Task: Lines from the listing that hold the string "author" are what you should return.

Provided entries:
***
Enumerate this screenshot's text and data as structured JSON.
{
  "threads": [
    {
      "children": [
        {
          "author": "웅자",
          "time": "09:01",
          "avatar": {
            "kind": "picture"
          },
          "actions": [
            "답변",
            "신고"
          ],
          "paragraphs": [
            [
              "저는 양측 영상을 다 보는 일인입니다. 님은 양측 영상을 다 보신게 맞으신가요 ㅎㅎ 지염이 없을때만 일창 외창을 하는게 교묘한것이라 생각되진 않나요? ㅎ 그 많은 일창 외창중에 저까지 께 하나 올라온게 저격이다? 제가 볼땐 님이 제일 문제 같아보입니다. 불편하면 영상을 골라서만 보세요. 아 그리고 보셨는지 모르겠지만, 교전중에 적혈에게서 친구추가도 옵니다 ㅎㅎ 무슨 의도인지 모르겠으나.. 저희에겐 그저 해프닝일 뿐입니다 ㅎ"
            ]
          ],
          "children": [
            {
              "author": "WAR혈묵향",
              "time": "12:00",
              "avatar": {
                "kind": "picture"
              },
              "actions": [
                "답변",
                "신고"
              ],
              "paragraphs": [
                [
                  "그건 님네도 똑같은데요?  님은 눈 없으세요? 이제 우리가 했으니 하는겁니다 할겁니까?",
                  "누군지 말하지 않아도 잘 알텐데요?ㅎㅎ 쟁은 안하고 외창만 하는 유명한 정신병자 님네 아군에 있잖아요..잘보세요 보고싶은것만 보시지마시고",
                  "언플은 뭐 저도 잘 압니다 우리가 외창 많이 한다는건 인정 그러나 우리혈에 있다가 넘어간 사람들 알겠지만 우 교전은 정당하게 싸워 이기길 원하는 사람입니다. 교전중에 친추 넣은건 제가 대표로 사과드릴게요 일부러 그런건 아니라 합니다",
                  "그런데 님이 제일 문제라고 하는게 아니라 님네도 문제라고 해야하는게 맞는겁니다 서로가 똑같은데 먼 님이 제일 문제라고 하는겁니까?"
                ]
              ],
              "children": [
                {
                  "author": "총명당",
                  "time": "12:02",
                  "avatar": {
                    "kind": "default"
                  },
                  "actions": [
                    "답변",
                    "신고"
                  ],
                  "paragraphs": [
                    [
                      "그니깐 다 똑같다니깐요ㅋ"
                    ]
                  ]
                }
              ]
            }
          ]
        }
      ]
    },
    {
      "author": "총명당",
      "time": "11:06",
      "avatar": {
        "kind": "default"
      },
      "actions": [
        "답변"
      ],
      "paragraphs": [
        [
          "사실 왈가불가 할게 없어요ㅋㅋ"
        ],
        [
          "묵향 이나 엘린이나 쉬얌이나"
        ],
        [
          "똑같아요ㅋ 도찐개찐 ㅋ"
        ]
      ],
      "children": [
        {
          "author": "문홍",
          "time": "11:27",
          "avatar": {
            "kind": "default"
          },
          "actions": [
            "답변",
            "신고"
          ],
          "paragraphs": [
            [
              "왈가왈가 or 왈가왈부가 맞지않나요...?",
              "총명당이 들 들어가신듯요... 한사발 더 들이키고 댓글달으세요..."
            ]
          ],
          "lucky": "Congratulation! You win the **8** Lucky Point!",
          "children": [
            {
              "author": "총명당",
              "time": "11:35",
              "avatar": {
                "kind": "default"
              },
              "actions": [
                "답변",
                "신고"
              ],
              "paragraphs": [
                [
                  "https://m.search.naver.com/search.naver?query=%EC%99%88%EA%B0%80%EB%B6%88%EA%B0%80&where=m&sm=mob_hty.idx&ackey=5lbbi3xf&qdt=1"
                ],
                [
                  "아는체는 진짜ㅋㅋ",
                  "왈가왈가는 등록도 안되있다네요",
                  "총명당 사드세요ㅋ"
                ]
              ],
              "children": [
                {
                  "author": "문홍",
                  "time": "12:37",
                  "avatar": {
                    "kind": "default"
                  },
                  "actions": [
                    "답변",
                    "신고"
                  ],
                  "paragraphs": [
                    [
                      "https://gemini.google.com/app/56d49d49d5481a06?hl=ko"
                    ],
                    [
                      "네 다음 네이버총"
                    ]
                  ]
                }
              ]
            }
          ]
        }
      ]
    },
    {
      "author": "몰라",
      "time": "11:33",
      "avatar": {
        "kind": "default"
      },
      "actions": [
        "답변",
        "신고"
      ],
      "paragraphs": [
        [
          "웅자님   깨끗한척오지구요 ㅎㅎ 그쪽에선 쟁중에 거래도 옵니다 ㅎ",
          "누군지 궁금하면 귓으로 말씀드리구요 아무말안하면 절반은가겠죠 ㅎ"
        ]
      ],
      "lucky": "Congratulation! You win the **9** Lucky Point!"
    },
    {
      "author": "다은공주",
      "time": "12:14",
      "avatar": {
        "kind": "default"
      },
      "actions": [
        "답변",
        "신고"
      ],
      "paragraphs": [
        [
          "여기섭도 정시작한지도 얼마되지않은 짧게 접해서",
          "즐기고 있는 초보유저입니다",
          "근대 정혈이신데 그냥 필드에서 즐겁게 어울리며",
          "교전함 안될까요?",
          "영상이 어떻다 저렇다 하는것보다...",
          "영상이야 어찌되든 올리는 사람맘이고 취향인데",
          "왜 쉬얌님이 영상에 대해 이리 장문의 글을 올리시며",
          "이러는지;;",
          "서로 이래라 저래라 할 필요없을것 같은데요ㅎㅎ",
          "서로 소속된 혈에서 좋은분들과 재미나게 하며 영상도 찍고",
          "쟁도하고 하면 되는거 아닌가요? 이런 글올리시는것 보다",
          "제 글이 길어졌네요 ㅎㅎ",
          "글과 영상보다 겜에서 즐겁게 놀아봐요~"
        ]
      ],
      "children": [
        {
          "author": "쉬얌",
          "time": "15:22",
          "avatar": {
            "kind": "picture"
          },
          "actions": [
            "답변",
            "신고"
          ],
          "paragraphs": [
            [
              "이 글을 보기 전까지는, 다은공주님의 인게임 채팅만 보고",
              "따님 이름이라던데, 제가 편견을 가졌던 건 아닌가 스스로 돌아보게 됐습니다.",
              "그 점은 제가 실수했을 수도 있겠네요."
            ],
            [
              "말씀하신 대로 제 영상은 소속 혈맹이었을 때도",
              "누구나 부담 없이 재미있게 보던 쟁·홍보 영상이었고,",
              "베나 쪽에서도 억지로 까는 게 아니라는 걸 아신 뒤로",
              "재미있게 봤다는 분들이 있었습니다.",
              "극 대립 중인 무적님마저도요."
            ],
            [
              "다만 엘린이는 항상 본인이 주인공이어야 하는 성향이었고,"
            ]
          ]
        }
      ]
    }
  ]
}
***
Written solution:
          "author": "웅자",
              "author": "WAR혈묵향",
                  "author": "총명당",
      "author": "총명당",
          "author": "문홍",
              "author": "총명당",
                  "author": "문홍",
      "author": "몰라",
      "author": "다은공주",
          "author": "쉬얌",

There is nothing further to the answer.